» Work request
The entries below need to be written out exactly, with no pictures included.

= Beginning of Section =

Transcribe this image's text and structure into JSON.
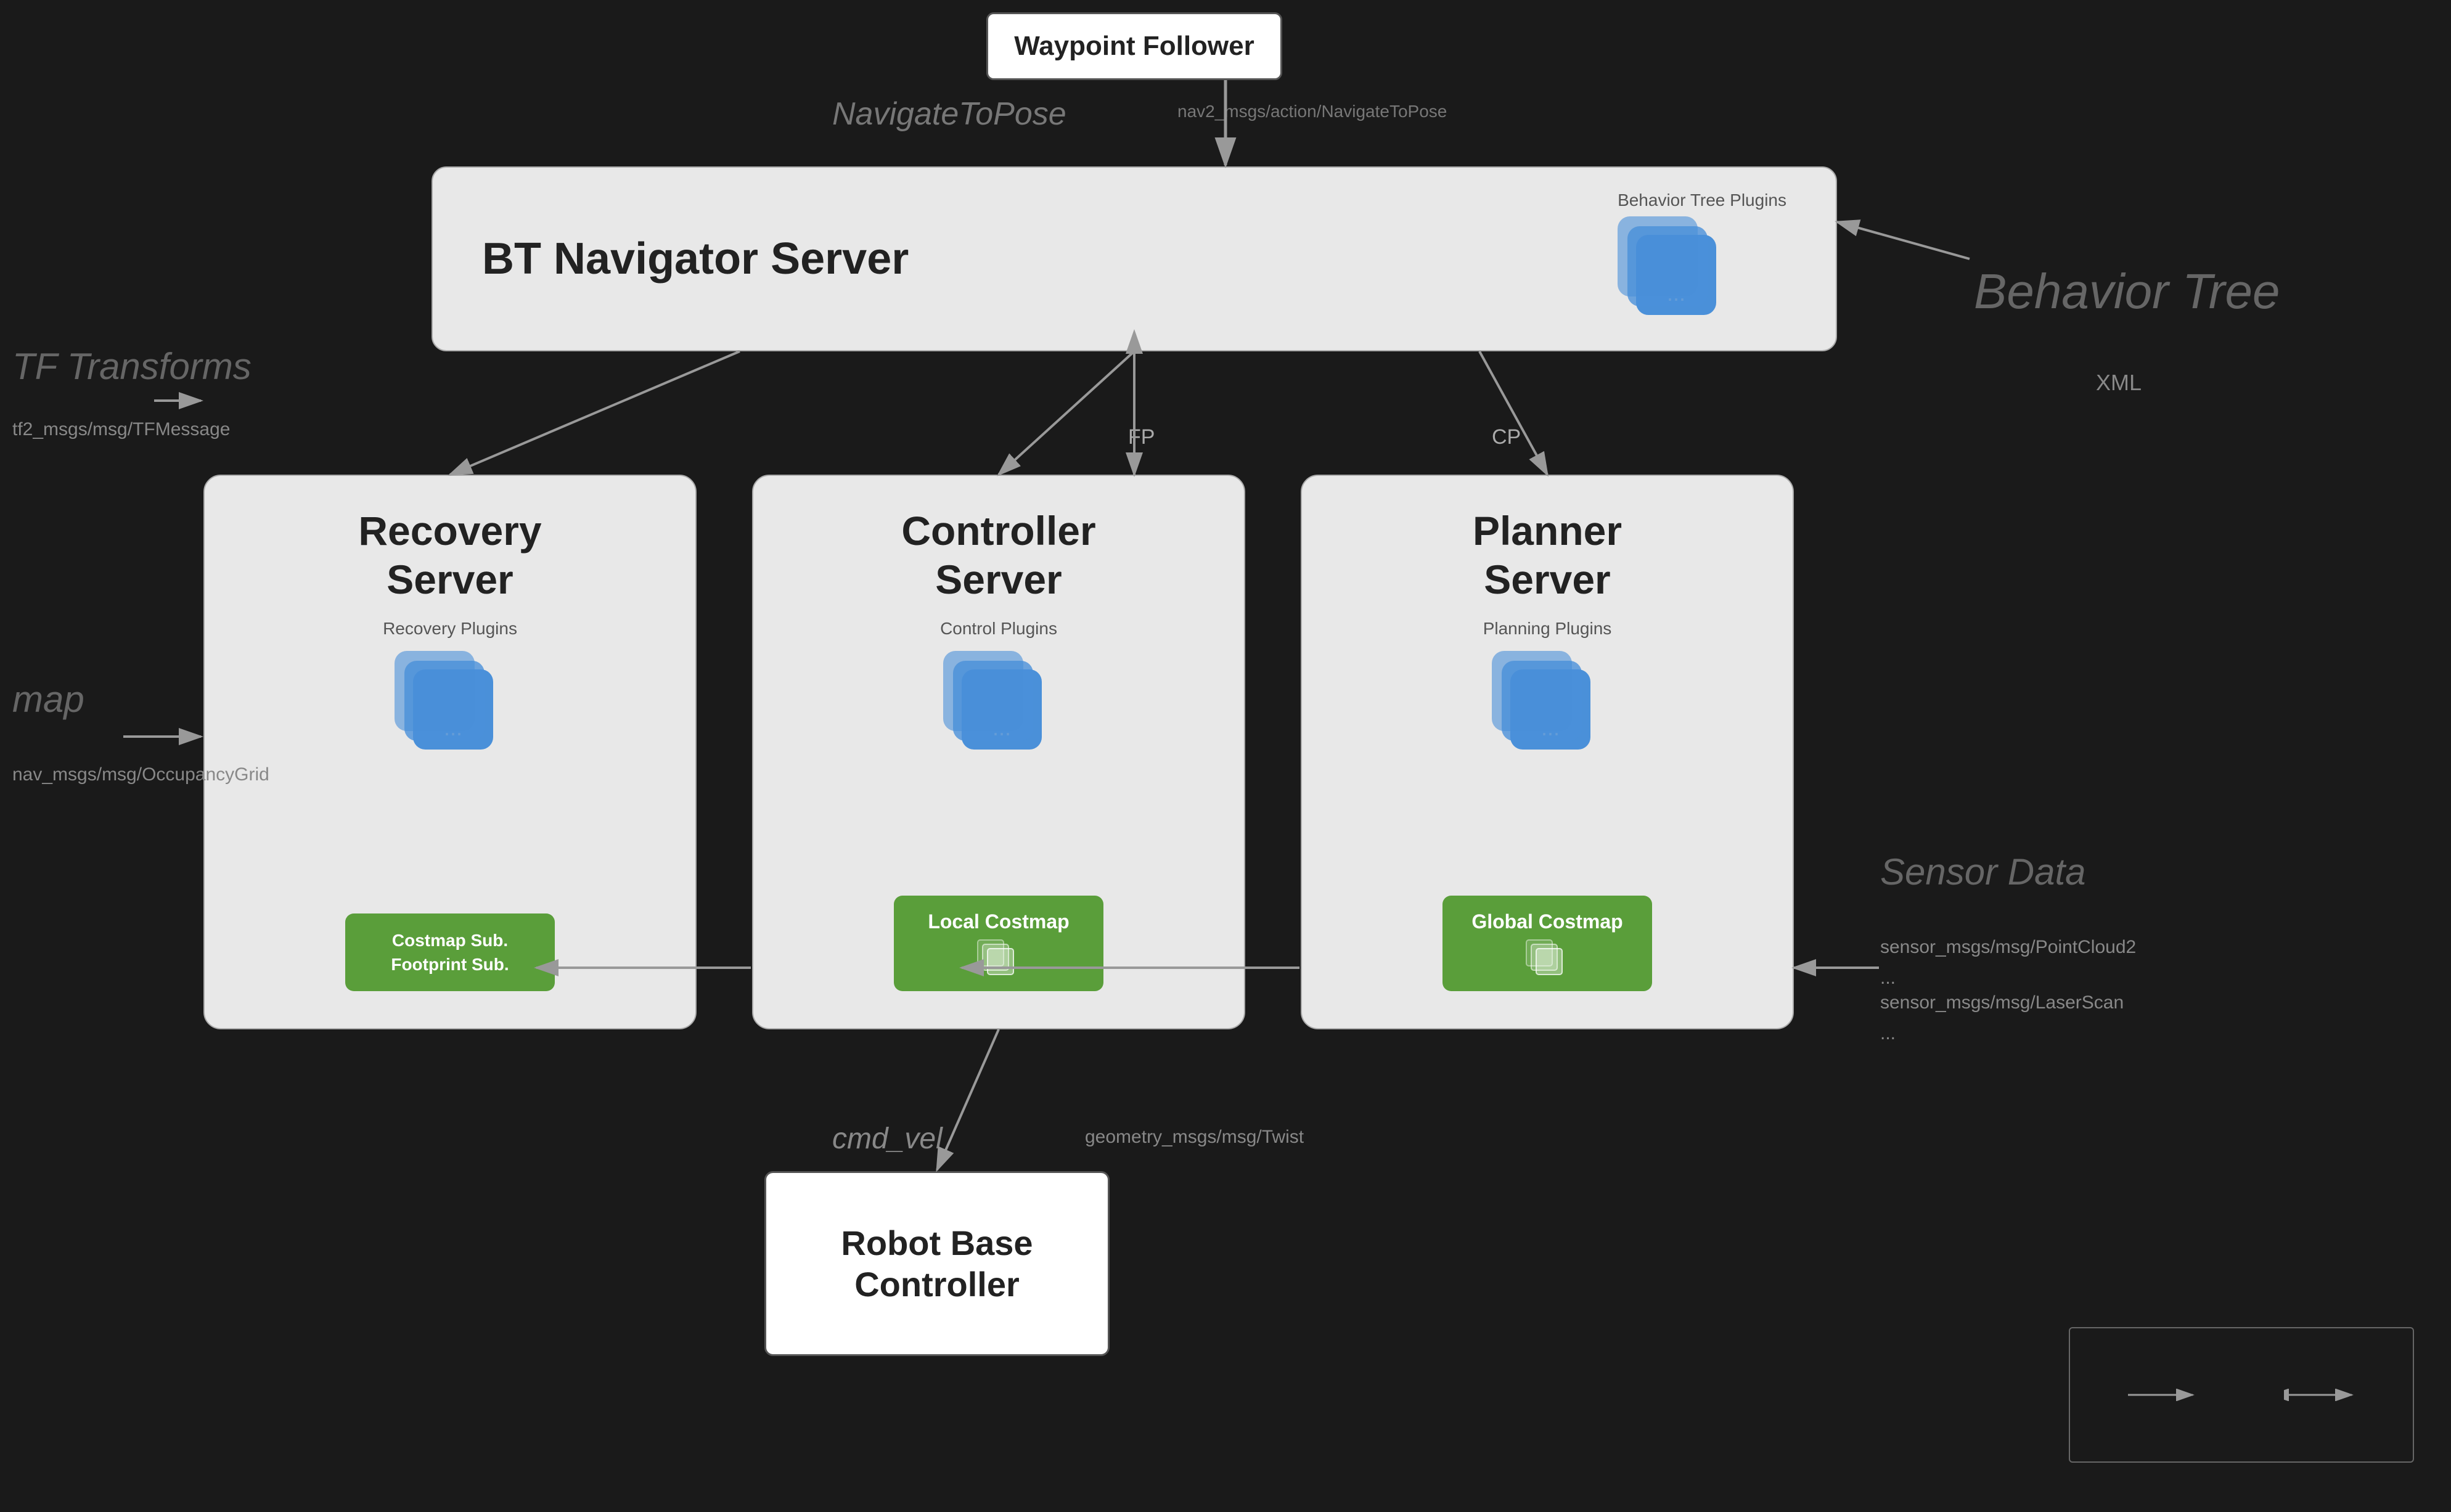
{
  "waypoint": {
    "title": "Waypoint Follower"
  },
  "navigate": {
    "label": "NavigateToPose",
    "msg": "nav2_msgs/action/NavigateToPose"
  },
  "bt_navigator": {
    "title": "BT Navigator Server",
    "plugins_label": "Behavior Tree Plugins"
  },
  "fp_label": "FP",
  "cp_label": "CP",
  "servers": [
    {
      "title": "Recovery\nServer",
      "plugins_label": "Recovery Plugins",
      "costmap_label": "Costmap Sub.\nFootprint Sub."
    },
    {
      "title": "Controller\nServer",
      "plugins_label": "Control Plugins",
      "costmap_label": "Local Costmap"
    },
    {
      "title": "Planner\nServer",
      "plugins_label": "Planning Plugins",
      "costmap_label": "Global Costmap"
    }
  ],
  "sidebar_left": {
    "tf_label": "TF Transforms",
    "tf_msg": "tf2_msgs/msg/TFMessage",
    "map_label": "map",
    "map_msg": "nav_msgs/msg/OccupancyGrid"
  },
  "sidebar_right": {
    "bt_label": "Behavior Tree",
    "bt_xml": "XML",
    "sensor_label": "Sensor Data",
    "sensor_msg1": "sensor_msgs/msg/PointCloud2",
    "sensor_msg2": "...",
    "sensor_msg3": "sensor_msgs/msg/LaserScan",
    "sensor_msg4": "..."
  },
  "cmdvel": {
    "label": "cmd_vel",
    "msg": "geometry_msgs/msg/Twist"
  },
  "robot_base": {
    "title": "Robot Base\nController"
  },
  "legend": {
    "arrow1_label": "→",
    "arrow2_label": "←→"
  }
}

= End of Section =

» Exercise response
Transcribe this image's text and structure into JSON.
{
  "waypoint": {
    "title": "Waypoint Follower"
  },
  "navigate": {
    "label": "NavigateToPose",
    "msg": "nav2_msgs/action/NavigateToPose"
  },
  "bt_navigator": {
    "title": "BT Navigator Server",
    "plugins_label": "Behavior Tree Plugins"
  },
  "fp_label": "FP",
  "cp_label": "CP",
  "servers": [
    {
      "title": "Recovery\nServer",
      "plugins_label": "Recovery Plugins",
      "costmap_label": "Costmap Sub.\nFootprint Sub."
    },
    {
      "title": "Controller\nServer",
      "plugins_label": "Control Plugins",
      "costmap_label": "Local Costmap"
    },
    {
      "title": "Planner\nServer",
      "plugins_label": "Planning Plugins",
      "costmap_label": "Global Costmap"
    }
  ],
  "sidebar_left": {
    "tf_label": "TF Transforms",
    "tf_msg": "tf2_msgs/msg/TFMessage",
    "map_label": "map",
    "map_msg": "nav_msgs/msg/OccupancyGrid"
  },
  "sidebar_right": {
    "bt_label": "Behavior Tree",
    "bt_xml": "XML",
    "sensor_label": "Sensor Data",
    "sensor_msg1": "sensor_msgs/msg/PointCloud2",
    "sensor_msg2": "...",
    "sensor_msg3": "sensor_msgs/msg/LaserScan",
    "sensor_msg4": "..."
  },
  "cmdvel": {
    "label": "cmd_vel",
    "msg": "geometry_msgs/msg/Twist"
  },
  "robot_base": {
    "title": "Robot Base\nController"
  },
  "legend": {
    "arrow1_label": "→",
    "arrow2_label": "←→"
  }
}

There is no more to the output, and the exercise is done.